Collected data

==============================

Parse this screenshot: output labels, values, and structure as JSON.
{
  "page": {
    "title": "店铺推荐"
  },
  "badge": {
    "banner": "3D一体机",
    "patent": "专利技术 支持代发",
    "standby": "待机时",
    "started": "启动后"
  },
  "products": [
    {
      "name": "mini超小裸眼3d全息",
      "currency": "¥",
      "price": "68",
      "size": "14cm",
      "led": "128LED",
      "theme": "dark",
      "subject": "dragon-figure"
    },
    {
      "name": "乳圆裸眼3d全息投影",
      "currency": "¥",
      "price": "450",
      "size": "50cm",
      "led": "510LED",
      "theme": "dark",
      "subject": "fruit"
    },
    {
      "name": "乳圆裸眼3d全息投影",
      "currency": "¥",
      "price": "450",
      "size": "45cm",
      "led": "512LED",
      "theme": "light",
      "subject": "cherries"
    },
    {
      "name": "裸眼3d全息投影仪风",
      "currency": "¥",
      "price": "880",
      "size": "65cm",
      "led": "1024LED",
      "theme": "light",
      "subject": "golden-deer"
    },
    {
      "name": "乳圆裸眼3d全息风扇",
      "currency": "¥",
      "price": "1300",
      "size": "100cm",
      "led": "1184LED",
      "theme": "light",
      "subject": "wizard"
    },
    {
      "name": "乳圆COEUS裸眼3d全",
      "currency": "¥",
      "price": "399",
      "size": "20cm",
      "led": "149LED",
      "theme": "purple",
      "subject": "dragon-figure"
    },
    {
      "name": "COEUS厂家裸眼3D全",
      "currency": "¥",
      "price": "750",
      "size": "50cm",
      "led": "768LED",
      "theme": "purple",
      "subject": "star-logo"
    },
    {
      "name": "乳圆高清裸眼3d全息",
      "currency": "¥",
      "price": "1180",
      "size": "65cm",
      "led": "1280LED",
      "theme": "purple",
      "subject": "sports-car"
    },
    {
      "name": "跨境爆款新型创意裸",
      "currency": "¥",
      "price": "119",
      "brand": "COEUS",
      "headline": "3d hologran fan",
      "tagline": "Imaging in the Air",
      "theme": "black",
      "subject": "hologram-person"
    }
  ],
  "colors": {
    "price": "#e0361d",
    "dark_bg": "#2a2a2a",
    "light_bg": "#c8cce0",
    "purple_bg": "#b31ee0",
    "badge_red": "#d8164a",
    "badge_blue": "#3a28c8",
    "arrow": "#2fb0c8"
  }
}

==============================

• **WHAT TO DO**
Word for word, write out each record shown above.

• **RESPONSE TO THE EXERCISE**
Parse this screenshot: output labels, values, and structure as JSON.
{
  "page": {
    "title": "店铺推荐"
  },
  "badge": {
    "banner": "3D一体机",
    "patent": "专利技术 支持代发",
    "standby": "待机时",
    "started": "启动后"
  },
  "products": [
    {
      "name": "mini超小裸眼3d全息",
      "currency": "¥",
      "price": "68",
      "size": "14cm",
      "led": "128LED",
      "theme": "dark",
      "subject": "dragon-figure"
    },
    {
      "name": "乳圆裸眼3d全息投影",
      "currency": "¥",
      "price": "450",
      "size": "50cm",
      "led": "510LED",
      "theme": "dark",
      "subject": "fruit"
    },
    {
      "name": "乳圆裸眼3d全息投影",
      "currency": "¥",
      "price": "450",
      "size": "45cm",
      "led": "512LED",
      "theme": "light",
      "subject": "cherries"
    },
    {
      "name": "裸眼3d全息投影仪风",
      "currency": "¥",
      "price": "880",
      "size": "65cm",
      "led": "1024LED",
      "theme": "light",
      "subject": "golden-deer"
    },
    {
      "name": "乳圆裸眼3d全息风扇",
      "currency": "¥",
      "price": "1300",
      "size": "100cm",
      "led": "1184LED",
      "theme": "light",
      "subject": "wizard"
    },
    {
      "name": "乳圆COEUS裸眼3d全",
      "currency": "¥",
      "price": "399",
      "size": "20cm",
      "led": "149LED",
      "theme": "purple",
      "subject": "dragon-figure"
    },
    {
      "name": "COEUS厂家裸眼3D全",
      "currency": "¥",
      "price": "750",
      "size": "50cm",
      "led": "768LED",
      "theme": "purple",
      "subject": "star-logo"
    },
    {
      "name": "乳圆高清裸眼3d全息",
      "currency": "¥",
      "price": "1180",
      "size": "65cm",
      "led": "1280LED",
      "theme": "purple",
      "subject": "sports-car"
    },
    {
      "name": "跨境爆款新型创意裸",
      "currency": "¥",
      "price": "119",
      "brand": "COEUS",
      "headline": "3d hologran fan",
      "tagline": "Imaging in the Air",
      "theme": "black",
      "subject": "hologram-person"
    }
  ],
  "colors": {
    "price": "#e0361d",
    "dark_bg": "#2a2a2a",
    "light_bg": "#c8cce0",
    "purple_bg": "#b31ee0",
    "badge_red": "#d8164a",
    "badge_blue": "#3a28c8",
    "arrow": "#2fb0c8"
  }
}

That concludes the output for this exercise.